In this maritime adventure, a castaway meets a ghost and discovers that his spiritual apotheosis involves strafing bad guys from a glitzy yacht.
Ruined in the real estate collapse, 55-year-old British-American ex-cop Jonathan Porter has nothing left except his ability to communicate with spirits. That serves him well when a plane crash deposits him on an uncharted Caribbean island inhabited only by the shade of the Commander, a crusty British naval officer marooned there 100 years before. With plentiful fish, a magic pool of healing rainwater and lots of automatic rifles and ammo gleaned from the drug- and gun-running gangs who occasionally do battle offshore, Jonathan thrives, adopting the motto “How lucky was that!” Alas, his spirit guides insist that he shove off from his island paradise and fulfill his destiny by helping to cast down “the traders and money-makers”—jacked-up credit card rates are a sore point—and usher in world peace. Fortunately, his luck holds when it comes to pursuing that mission. With the Commander’s spectral assistance, Jonathan commandeers a 200-foot, $80 million yacht; acquires diamonds, gold doubloons and a trust fund so immense that he crafts an economic stimulus program for the Bahamas, where he is hailed as a deity; and recruits crew members who look just as good slaughtering pirates with long-range sniper fire as they do sipping champagne in their bikinis. There are many clashing genres of wish-fulfillment here—Crusoe-esque idylls and New Age mysticism colliding with special ops shoot-’em-ups and girls-gone-wild lasciviousness; Capra-style populism bumping against luxury cruising and high-end retail. The story sometimes languishes in the doldrums during extended scenes of shopping sprees and Jacuzzi parties, despite the Commander’s efforts to shake things up by invisibly levitating the drinks.
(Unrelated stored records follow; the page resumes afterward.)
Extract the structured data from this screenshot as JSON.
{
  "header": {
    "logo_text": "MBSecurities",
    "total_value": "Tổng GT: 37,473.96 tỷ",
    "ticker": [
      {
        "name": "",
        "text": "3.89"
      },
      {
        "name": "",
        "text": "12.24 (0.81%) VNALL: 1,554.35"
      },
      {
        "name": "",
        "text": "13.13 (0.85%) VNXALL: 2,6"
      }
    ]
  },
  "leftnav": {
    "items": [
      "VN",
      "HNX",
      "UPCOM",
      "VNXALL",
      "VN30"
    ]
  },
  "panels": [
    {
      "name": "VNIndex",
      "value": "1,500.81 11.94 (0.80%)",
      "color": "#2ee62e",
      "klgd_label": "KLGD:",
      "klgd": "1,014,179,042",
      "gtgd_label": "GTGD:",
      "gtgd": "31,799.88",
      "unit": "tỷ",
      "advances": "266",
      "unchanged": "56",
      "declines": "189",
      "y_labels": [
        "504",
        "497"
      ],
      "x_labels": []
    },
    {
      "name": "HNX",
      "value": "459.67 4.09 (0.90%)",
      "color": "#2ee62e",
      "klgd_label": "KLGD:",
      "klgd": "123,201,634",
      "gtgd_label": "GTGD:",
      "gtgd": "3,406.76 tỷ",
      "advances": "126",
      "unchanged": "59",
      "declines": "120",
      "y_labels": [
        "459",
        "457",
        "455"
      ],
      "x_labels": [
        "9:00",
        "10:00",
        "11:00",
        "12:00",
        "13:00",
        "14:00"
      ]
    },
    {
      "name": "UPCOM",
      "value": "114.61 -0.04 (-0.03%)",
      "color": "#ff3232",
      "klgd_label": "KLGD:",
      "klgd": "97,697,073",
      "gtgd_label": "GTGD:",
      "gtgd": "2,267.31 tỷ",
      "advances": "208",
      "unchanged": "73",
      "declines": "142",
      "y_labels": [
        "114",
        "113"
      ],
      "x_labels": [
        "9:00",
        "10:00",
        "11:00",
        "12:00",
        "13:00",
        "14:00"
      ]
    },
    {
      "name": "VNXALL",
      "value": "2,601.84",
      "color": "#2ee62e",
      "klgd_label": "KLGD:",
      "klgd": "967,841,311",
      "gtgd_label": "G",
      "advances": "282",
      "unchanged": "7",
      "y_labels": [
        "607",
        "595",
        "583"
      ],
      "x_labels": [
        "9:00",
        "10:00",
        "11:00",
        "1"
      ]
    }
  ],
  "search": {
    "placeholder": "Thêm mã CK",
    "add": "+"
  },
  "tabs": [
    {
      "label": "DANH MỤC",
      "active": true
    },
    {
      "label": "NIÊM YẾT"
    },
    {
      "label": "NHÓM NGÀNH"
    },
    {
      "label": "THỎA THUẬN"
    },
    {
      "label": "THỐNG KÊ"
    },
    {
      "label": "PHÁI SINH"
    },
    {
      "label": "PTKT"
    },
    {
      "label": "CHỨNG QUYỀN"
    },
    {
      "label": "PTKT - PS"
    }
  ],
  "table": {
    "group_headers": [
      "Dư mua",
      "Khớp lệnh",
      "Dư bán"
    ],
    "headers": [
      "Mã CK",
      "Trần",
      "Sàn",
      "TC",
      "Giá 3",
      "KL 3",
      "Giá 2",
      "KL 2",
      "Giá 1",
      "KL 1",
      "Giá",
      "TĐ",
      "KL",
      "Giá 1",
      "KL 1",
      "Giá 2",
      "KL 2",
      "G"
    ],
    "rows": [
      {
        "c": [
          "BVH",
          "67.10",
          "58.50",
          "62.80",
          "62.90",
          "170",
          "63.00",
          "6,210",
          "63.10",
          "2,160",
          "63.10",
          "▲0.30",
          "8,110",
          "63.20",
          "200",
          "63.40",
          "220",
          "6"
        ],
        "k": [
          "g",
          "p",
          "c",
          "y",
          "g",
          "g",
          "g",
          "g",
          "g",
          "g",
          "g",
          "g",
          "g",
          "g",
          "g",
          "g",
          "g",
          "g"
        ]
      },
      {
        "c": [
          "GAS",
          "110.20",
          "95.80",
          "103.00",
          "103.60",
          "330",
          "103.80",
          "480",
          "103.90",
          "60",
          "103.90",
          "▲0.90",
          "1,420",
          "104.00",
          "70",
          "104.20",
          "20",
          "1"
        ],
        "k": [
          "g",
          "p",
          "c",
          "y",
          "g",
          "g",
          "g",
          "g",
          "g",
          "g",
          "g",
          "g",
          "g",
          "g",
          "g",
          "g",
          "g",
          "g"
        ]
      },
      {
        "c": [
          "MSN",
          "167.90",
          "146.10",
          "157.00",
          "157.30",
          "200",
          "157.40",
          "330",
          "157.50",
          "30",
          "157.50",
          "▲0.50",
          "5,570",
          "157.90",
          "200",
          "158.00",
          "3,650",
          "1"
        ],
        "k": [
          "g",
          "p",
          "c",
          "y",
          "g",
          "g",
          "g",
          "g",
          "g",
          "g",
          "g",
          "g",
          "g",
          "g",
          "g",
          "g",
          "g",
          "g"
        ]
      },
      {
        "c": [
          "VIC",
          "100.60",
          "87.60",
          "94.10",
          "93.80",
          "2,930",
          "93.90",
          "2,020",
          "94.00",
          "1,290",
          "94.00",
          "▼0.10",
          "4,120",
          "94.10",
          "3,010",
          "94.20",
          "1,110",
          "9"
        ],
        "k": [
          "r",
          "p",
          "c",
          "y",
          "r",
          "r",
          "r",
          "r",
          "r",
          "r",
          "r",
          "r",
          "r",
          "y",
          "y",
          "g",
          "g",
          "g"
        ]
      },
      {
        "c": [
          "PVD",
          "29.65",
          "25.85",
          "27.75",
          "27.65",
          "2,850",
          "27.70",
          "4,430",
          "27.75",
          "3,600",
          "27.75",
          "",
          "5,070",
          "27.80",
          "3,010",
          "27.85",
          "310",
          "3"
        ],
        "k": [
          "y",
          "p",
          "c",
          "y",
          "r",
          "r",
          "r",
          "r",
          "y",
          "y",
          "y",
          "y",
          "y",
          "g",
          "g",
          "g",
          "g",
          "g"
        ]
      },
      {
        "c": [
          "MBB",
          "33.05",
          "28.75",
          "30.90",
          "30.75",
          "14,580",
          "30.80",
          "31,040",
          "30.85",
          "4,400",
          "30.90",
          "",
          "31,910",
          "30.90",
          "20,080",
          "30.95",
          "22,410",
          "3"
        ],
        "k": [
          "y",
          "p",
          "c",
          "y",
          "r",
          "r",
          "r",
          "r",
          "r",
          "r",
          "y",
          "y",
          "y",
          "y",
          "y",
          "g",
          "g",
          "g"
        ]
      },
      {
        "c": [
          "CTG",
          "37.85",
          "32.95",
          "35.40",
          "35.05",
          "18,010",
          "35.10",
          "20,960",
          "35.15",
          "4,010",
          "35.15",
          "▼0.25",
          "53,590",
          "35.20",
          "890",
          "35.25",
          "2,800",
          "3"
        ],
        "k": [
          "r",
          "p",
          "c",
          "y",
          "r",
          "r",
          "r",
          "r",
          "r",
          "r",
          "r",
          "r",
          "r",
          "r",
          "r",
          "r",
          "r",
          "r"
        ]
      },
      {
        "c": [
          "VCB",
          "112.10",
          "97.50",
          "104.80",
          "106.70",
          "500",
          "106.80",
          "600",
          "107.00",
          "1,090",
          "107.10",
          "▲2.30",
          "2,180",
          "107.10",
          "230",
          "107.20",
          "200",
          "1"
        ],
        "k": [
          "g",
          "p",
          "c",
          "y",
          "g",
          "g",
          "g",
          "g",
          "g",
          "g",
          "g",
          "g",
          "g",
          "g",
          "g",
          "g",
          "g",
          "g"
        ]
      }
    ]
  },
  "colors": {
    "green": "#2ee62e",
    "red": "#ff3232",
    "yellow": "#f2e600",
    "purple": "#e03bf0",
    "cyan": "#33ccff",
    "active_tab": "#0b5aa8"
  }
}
Still, Cross pens some lively, intriguing set pieces, and his commitment to gonzo escapism lends the proceedings a certain charm.
A blithe, goofy, hit-and-miss fantasia.